Oldboy, from Korean director Chan Wook Park, is the story of a common man Oh Dae Su, who disappears on a rainy night and is mysteriously imprisoned for 15 years by an unknown adversary.  Oh Dae Su escapes with one goal in mind, revenge against his captor. A young waitress, Mi-do who is even more important to Oh Dae Su than he can imagine, helps him in his quest to learn why he was locked away.

The plot is original and unpredictable and Park has a clear, self-assured vision of the story he wants to tell and how he wants to tell it. To this end, he employs a commanding visual style that is integral to the tone of the film. Oldboy is a low budget movie but has a stylized rich look and texture.

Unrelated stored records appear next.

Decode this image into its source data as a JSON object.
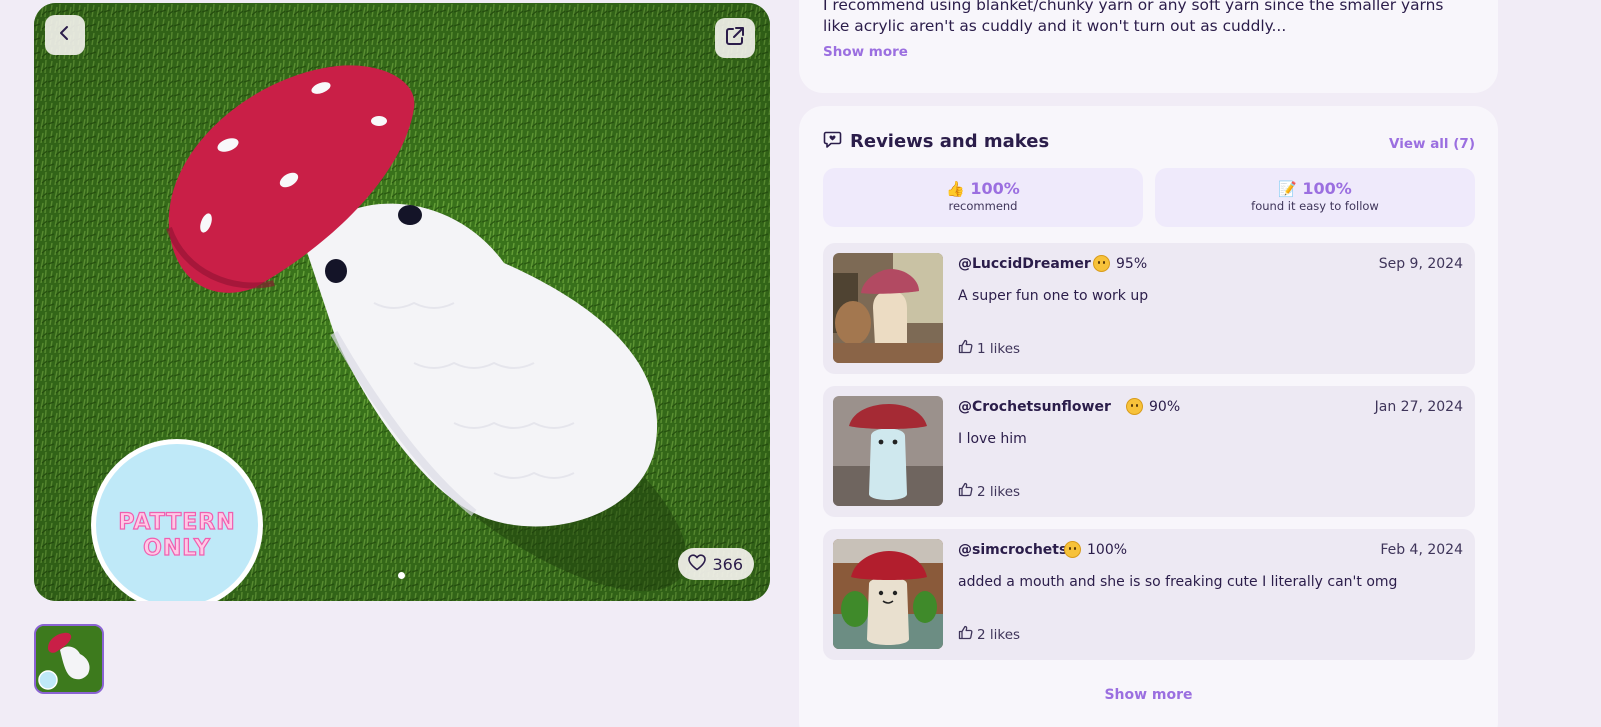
{
  "gallery": {
    "likes_count": "366",
    "badge_line1": "PATTERN",
    "badge_line2": "ONLY",
    "icons": {
      "back": "chevron-left-icon",
      "share": "external-link-icon",
      "likes": "heart-icon"
    },
    "current_slide": 1,
    "slide_count": 1
  },
  "description": {
    "text": "I recommend using blanket/chunky yarn or any soft yarn since the smaller yarns like acrylic aren't as cuddly and it won't turn out as cuddly...",
    "show_more": "Show more"
  },
  "reviews": {
    "title": "Reviews and makes",
    "title_icon": "chat-heart-icon",
    "view_all": "View all (7)",
    "stats": [
      {
        "emoji": "👍",
        "value": "100%",
        "label": "recommend"
      },
      {
        "emoji": "📝",
        "value": "100%",
        "label": "found it easy to follow"
      }
    ],
    "items": [
      {
        "user": "@LuccidDreamer",
        "score": "95%",
        "date": "Sep 9, 2024",
        "text": "A super fun one to work up",
        "likes": "1 likes"
      },
      {
        "user": "@Crochetsunflower",
        "score": "90%",
        "date": "Jan 27, 2024",
        "text": "I love him",
        "likes": "2 likes"
      },
      {
        "user": "@simcrochets",
        "score": "100%",
        "date": "Feb 4, 2024",
        "text": "added a mouth and she is so freaking cute I literally can't omg",
        "likes": "2 likes"
      }
    ],
    "show_more": "Show more"
  },
  "colors": {
    "accent": "#9b6fe0",
    "background": "#f1ecf6",
    "card": "#f8f6fb",
    "mushroom_cap": "#c91f47",
    "grass": "#3f7a1f"
  }
}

The camera movement reveals the narrative in an unobtrusive, subtle manner that lends to the whole feel of the film. There is an otherworldly and isolated air throughout, which is how you imagine Oh Dae Su must feel as he unlocks the pieces of the puzzle. Continue reading »

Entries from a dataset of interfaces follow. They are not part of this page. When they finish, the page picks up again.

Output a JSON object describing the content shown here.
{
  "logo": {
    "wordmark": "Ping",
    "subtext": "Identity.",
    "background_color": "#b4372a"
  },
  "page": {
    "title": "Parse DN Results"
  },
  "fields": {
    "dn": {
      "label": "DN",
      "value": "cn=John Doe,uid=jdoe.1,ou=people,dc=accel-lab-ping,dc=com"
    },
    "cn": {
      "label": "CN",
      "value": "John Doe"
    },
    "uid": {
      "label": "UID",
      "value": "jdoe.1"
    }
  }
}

© 2017 The Brooklyn Mouth Suffusion theme by Sayontan Sinha